In Christianity, the word ‘God’ is derived from the Latin word ‘Deus’, which also means ‘supreme being’ or ‘divine power’. This word is believed to be derived from Indo-European root ‘dyeu-‘, which means ‘to shine’.
In the book of Genesis in the Hebrew Scripture, Yahweh or Jehovah is translated as ‘God.’ This name is derived from the Hebrew verb ‘Havah’, which means to ‘be’, ‘exist’, or ‘become’.
In other linguistic contexts, like Arabic or Sanskrit, the word for ‘God’ is derived from Proto-Indo-European roots and refers to a higher being or supreme power. For example, the Arabic word for ‘God’ is ‘Allah’, which is derived from the Semitic root ‘alh’ and means ‘the God or “the One.
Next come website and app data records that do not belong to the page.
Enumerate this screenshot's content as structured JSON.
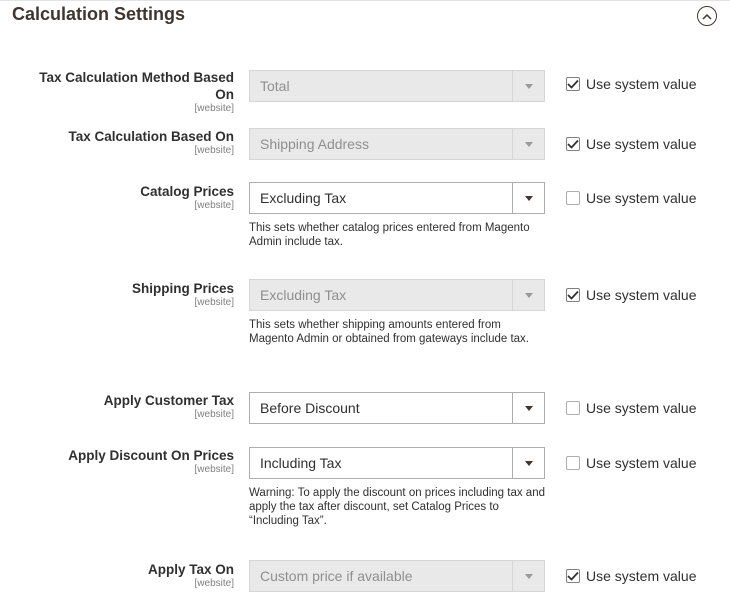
{
  "section": {
    "title": "Calculation Settings"
  },
  "use_system_value_label": "Use system value",
  "fields": [
    {
      "label": "Tax Calculation Method Based",
      "label_line2": "On",
      "scope": "[website]",
      "value": "Total",
      "disabled": true,
      "use_system_value": true,
      "note": ""
    },
    {
      "label": "Tax Calculation Based On",
      "scope": "[website]",
      "value": "Shipping Address",
      "disabled": true,
      "use_system_value": true,
      "note": ""
    },
    {
      "label": "Catalog Prices",
      "scope": "[website]",
      "value": "Excluding Tax",
      "disabled": false,
      "use_system_value": false,
      "note": "This sets whether catalog prices entered from Magento Admin include tax."
    },
    {
      "label": "Shipping Prices",
      "scope": "[website]",
      "value": "Excluding Tax",
      "disabled": true,
      "use_system_value": true,
      "note": "This sets whether shipping amounts entered from Magento Admin or obtained from gateways include tax."
    },
    {
      "label": "Apply Customer Tax",
      "scope": "[website]",
      "value": "Before Discount",
      "disabled": false,
      "use_system_value": false,
      "note": ""
    },
    {
      "label": "Apply Discount On Prices",
      "scope": "[website]",
      "value": "Including Tax",
      "disabled": false,
      "use_system_value": false,
      "note": "Warning: To apply the discount on prices including tax and apply the tax after discount, set Catalog Prices to “Including Tax”."
    },
    {
      "label": "Apply Tax On",
      "scope": "[website]",
      "value": "Custom price if available",
      "disabled": true,
      "use_system_value": true,
      "note": ""
    }
  ]
}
In many Eastern religions, ‘God’ is represented as a pantheon of gods that reflect different aspects of the divine essence. These gods often have specific functions and play a role in influencing or supporting aspects of human life.
No matter which language and culture is being referenced, it is clear that the word ‘God’ has its roots in a variety of belief systems and has been used for centuries to describe a higher being, divine power, or ultimate authority.
Where did the term God originate?
The origin of the word “God” is difficult to trace definitively because it is found in so many languages and is used to describe so many deities. However, most linguists believe that the root of the word “God” is found in Proto-Germanic and other ancient Indo-European languages, where it was used to refer to a “supreme being,” and was likely derived from the ancient Sanskrit term “huta.
Various other derivations of the term “God” have been widely theorized, including an Old English term “god” or “gud” that may have been connected to a Proto-Germanic term “gheu” that relates to sacrifice and offering.
Another theory suggests that the term was borrowed from the Greek “theos” or “theoi. ”.
The term has been used throughout history in many different forms to refer to a variety of deities, entities, and concepts. In many Judeo-Christian faiths, the term is used to refer to the single, unchanging, all-powerful deity.
Across many faiths, the term “God” is used to denote one or more deities and powerful forces, without assigning any gender or other specific characteristics to the entity.